--- START ---
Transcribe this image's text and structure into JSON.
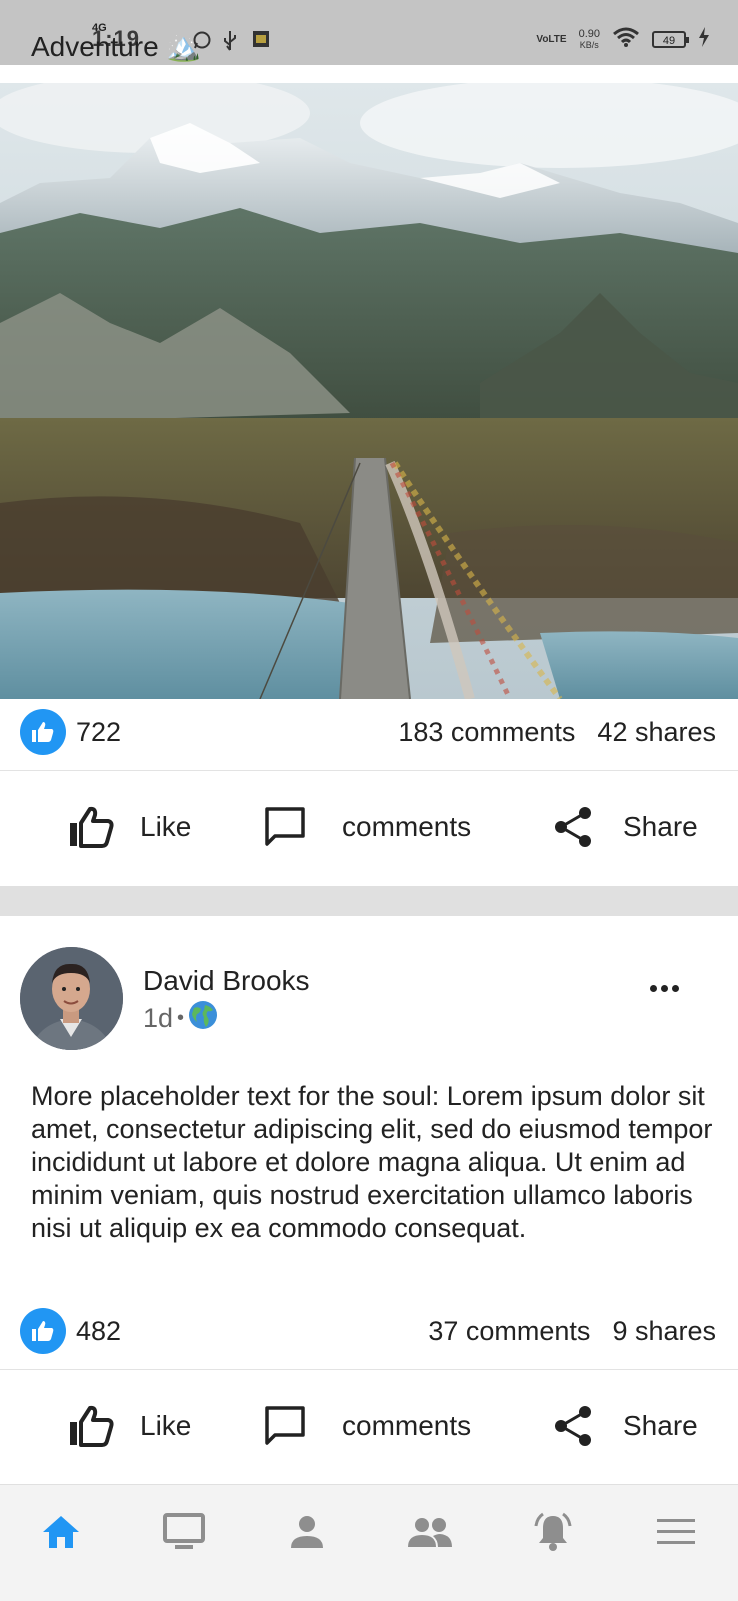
{
  "status_bar": {
    "post_title": "Adventure 🏔️",
    "time": "1:19",
    "network": "4G",
    "volte": "VoLTE",
    "speed_value": "0.90",
    "speed_unit": "KB/s",
    "battery": "49"
  },
  "post1": {
    "likes": "722",
    "comments": "183 comments",
    "shares": "42 shares",
    "actions": {
      "like": "Like",
      "comment": "comments",
      "share": "Share"
    }
  },
  "post2": {
    "author": "David Brooks",
    "time_ago": "1d",
    "separator": "•",
    "text": "More placeholder text for the soul: Lorem ipsum dolor sit amet, consectetur adipiscing elit, sed do eiusmod tempor incididunt ut labore et dolore magna aliqua. Ut enim ad minim veniam, quis nostrud exercitation ullamco laboris nisi ut aliquip ex ea commodo consequat.",
    "likes": "482",
    "comments": "37 comments",
    "shares": "9 shares",
    "actions": {
      "like": "Like",
      "comment": "comments",
      "share": "Share"
    }
  },
  "bottom_nav": {
    "items": [
      {
        "icon": "home-icon",
        "active": true
      },
      {
        "icon": "monitor-icon",
        "active": false
      },
      {
        "icon": "person-icon",
        "active": false
      },
      {
        "icon": "group-icon",
        "active": false
      },
      {
        "icon": "notification-bell-icon",
        "active": false
      },
      {
        "icon": "menu-icon",
        "active": false
      }
    ]
  },
  "colors": {
    "accent": "#2196f3",
    "icon_gray": "#8e8e8e",
    "band": "#e0e0e0"
  }
}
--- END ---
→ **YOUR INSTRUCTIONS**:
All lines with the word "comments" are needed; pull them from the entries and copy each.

→ **SOLUTION FOR THIS TASK**:
    "comments": "183 comments",
      "comment": "comments",
    "comments": "37 comments",
      "comment": "comments",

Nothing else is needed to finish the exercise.